A few weeks ago, we held a retreat for members of the Christian Ed and Worship Committees. During that retreat, I walked them through my process of preparing for Sunday worship, including my sermon writing. Then they broke into groups and each group looked at all the scriptures for a particular Sunday. I asked each group to pick two readings and then explain why they chose those two readings among all the possible choices.


Each group selected stories that they found challenging or difficult to understand. This is a really good place to start. This is something that I do. If I read a passage that I don’t understand or that I don’t like, I will often use that as the basis for my sermon. I figure if I have a problem with the text, some of you are likely to have issues with it, too. So, we can work through the issues together.


I mention this because at the retreat, three of the four groups chose readings from First or Second Timothy. By coincidence, I’ve never preached on either of those letters. I wondered if maybe the Holy Spirit was up to something and I decided that we should all take a closer look.


The Letter to Timothy begins with a brief biography of the Apostle Paul. Earlier in his life, he was known as Saul of Tarsus. He was “a blasphemer, a persecutor, and a man of violence;” he was an unbeliever. That is, he didn’t believe that Jesus was the Son of God.


Saul saw himself as a righteous Jew. So righteous, that he made it his mission to persecute Christians. Remember, Christianity began as a splinter movement within Judaism. To Gentiles, early Christians would have been almost indistinguishable from other Jews. In fact, when Saul was busy persecuting these early believers, the name Christian hadn’t even been applied to those who followed Jesus’ teachings.


At that time, Saul’s identity was in the law—not in God, but in a zealous defense of the law as he understood it. It wasn’t rooted in the covenant with God or the love of God for humanity, which underlies all of the covenants. Paul’s identity was found in the letter of the law, not the love behind the law.


So, Saul lived into that identity by persecuting early Christians. Until he had a direct encounter with the risen Christ. He was transformed by that encounter. He was born anew as Paul. His new identity was rooted in his relationship with Jesus. He became an apostle for Christ, and Paul’s work—his mission—was one of the driving forces behind the growth of the early church. Christianity, as we know it today, owes a great debt to Paul and the work that he did on behalf of the church. All it took was a change of heart.

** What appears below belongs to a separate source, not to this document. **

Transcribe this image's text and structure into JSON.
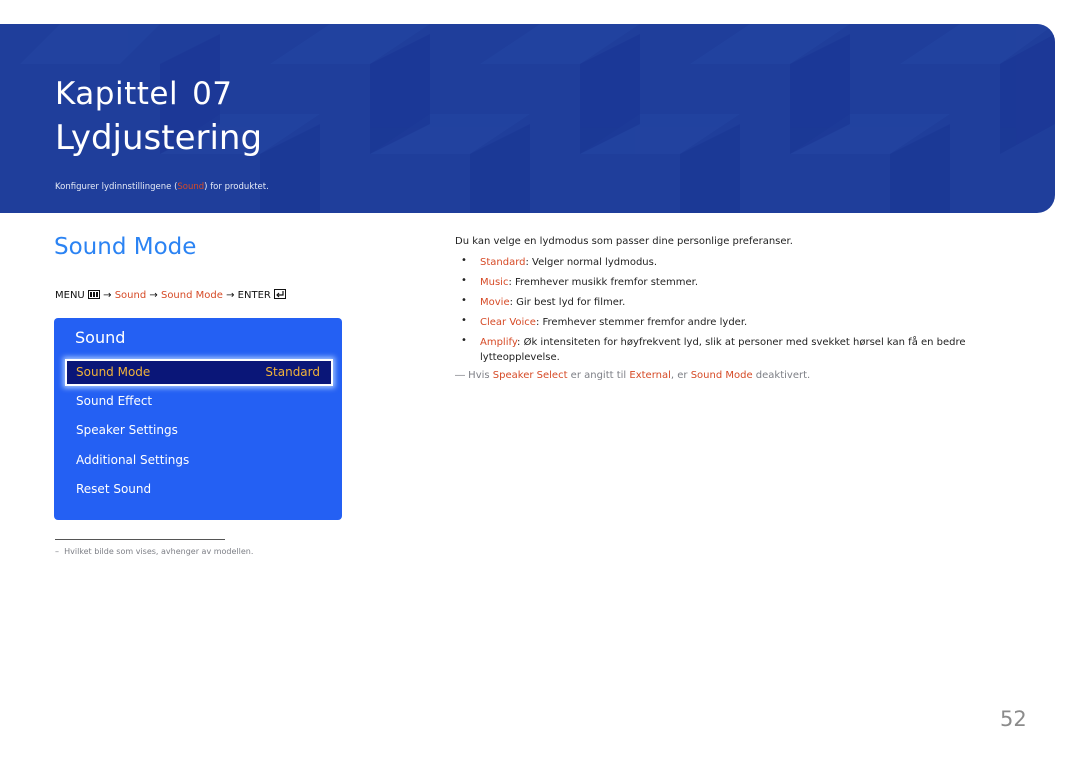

I think many of us are more like Saul than Paul, myself included. Certainly, our culture behaves more like Saul than Paul. We see this everywhere, and then we use social media to fan the flames. Yes, I know that not all of you are on social media. Also, I don’t think that social media is the problem in and of itself. But it does give us a platform to be like Saul and call out all the witches and heretics in our world. And then all of our “friends” can jump on the bandwagon.